You must keep sampling to see that the mutton is done to your taste – and the cooking process should take between 20 to 40 minutes – depending on the quality of mutton – and how you like it done. 
When almost ready  add salt to taste  sprinkle a little cardamom powder for flavour – and give a final simmering boil to the curry – take off from the fire – and then  as a final touch – garnish with fresh green coriander leaves.
The Mutton Korma is ready to eat with chapati, roti, pav, or rice  whatever you like. 
I used to like cooking and eating Mutton Korma.
It is simple to cook  no fancy laborious time-consuming preparations and marinades – it is not too spicy  korma tastes nice and mild  and the dish is ready to eat in less than an hour. 
KORMA – What is the true meaning of Meaning of Korma”...?
About the “turmeric” part  will someone please enlighten us...? 
Is it true that Korma means gravy made without Haldi (turmeric) – as the cook in Bareilly had told me 50 years ago...?
I cook korma without Haldi (turmeric)  but I have seen recipes of korma which include turmeric. 
Try out this simple dish – you will relish the freshly prepared delicious steaming mutton korma with piping hot chapatis/rotis/phulkas or fresh fluffy pav or buns/bread or even rice. 
You can improvise a bit – add cashew paste to make the Korma thicker and yummier – or like they do in South India – add coconut milk to get a distinctive “Coastal flavour.
I love a vegetarian dish called Navratan Korma too – it is nice and sweetish.
I don’t know how to make Navratan Korma  but from the taste  it seems that Navratan Korma too doesn’t contain Haldi (turmeric) 
So maybe  the definition of Korma as told to me by the cook in Bareilly is correct: 
Korma means Gravy made without Haldi (turmeric)...” 
Happy Cooking and Blissful Eating...!!!
VIKRAM KARVE
Copyright © Vikram Karve 
1. If you share this post, please give due credit to the author Vikram Karve
2. Please DO NOT PLAGIARIZE. Please DO NOT Cut/Copy/Paste this post
© vikram karve., all rights reserved.

Disclaimer:
1. This is an “experimental” recipe – so try it at your own risk.

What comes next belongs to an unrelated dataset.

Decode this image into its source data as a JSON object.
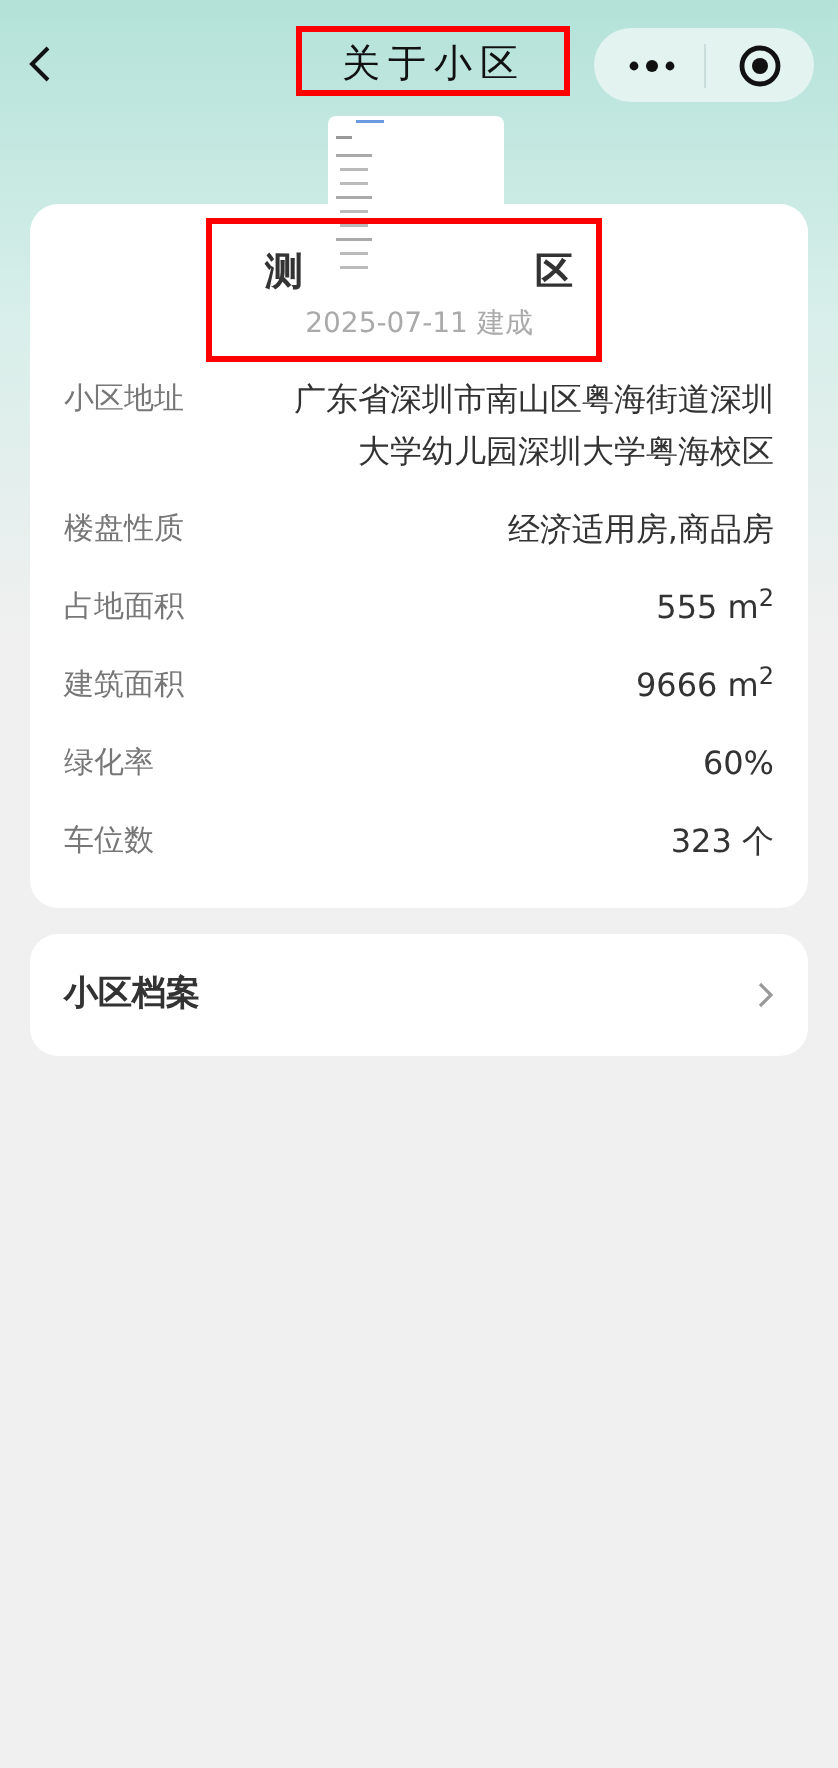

I suggest you vary the Exact Quantity/Proportion of ingredients as per your culinary experience and taste.
2. All stories in this blog are a work of fiction. Events, Places, Settings and Incidents narrated in the stories are a figment of my imagination. The characters do not exist and are purely imaginary. Any resemblance to persons, living or dead, is purely coincidental.

Copyright Notice:
No part of this Blog may be reproduced or utilized in any form or by any means, electronic or mechanical including photocopying or by any information storage and retrieval system, without permission in writing from the Blog Author Vikram Karve who holds the copyright.
Copyright © Vikram Karve (All Rights Reserved)
     
© vikram karve., all rights reserved.